All of this unfolds on a compelling set (credited to multiple designers) with a wraparound ramp that encircles Stephen Grueb’s highly capable orchestra (which includes Casteel’s husband Ron Cowie on percussion). The “stage on the stage” rests above the ramp, with alternate action taking place on the floor as well as the now indispensable balcony area far upstage left (Simpson reserves the balcony for some of the “heavier” action in his productions, including as a purgatory for all of the victims in Little Shop). Again, the production is not about glitz and heavy technical elements – CTC does not use (or need) sound reinforcement for its musicals – lending itself to an intimacy and engagement lacking in most musicals. As Mazeppa, Electra, and Tessie Tura tell us, “You Gotta Get a Gimmick,” but Simpson and CTC would rather just tell us a story, and this Gypsy manages to do so with class.

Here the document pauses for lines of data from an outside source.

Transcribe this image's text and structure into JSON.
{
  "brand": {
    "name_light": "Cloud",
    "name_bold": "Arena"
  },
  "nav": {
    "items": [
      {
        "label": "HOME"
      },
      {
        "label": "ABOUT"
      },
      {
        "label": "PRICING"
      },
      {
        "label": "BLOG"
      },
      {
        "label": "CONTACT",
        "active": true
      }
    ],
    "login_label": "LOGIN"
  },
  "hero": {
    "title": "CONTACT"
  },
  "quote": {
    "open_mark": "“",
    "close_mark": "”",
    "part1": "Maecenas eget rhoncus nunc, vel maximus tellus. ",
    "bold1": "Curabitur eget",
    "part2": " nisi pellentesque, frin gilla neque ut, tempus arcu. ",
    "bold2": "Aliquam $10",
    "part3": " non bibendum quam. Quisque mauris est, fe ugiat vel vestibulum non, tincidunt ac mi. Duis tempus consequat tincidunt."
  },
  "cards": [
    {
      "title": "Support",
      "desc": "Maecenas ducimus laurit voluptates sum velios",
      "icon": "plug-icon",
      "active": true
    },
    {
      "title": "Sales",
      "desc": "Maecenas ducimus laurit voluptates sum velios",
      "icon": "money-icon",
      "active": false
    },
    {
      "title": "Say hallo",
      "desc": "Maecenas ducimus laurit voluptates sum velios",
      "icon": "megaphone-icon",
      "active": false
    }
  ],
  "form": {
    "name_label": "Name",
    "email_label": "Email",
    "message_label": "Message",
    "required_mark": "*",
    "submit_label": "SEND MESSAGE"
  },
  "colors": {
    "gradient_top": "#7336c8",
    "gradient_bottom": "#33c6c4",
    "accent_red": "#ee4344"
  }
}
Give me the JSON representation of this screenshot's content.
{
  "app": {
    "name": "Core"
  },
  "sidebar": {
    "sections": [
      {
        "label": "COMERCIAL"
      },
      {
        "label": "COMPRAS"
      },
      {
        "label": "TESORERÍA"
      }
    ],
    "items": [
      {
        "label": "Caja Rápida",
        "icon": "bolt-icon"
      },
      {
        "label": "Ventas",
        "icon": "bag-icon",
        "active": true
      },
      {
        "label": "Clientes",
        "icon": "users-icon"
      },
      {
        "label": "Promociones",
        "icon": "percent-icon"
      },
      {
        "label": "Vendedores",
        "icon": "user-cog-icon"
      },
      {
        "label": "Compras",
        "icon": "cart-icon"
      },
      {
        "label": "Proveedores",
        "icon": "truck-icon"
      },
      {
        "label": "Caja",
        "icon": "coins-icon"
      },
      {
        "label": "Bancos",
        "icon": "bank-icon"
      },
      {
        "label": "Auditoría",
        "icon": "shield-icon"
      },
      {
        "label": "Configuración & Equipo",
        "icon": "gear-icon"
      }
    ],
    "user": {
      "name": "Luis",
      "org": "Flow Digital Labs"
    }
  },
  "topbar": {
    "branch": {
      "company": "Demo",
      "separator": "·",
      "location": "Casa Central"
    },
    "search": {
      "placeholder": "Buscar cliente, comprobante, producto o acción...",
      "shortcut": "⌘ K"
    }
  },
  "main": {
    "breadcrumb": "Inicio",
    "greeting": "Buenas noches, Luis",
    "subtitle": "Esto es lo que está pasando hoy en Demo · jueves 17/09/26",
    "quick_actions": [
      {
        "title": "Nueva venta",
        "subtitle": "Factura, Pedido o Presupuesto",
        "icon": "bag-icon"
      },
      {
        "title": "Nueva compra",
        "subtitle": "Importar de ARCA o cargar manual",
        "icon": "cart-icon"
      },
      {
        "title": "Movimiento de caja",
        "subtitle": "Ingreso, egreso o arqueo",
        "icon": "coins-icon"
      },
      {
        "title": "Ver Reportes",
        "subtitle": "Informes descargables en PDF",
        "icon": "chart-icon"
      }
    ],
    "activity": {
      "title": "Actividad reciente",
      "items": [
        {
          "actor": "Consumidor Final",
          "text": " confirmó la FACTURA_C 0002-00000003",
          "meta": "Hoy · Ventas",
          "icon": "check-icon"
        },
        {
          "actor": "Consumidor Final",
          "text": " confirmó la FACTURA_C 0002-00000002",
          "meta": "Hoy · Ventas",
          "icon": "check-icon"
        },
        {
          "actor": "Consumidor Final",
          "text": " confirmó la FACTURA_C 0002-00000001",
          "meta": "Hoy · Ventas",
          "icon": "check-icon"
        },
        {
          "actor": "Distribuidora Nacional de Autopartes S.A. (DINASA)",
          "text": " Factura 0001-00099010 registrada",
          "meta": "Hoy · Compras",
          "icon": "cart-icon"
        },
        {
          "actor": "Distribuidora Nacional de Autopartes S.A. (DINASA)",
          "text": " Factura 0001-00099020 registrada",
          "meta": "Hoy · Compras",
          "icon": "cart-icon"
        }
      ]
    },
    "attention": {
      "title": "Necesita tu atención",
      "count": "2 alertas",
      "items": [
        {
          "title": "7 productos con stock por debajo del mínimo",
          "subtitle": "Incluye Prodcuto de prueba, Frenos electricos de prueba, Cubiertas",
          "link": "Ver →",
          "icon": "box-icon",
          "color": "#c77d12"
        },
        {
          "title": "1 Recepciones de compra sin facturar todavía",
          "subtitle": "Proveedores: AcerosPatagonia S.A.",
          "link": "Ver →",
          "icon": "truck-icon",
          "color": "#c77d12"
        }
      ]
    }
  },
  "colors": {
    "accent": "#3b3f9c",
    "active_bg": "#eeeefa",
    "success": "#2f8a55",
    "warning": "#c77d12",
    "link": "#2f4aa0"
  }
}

The Contemporary Theater Company presents Gypsy through May 11. Music by Jule Styne, lyrics by Stephen Sondheim, and book by Arthur Laurents. Tickets for performances and more information are available online at or by calling 401-218-0282.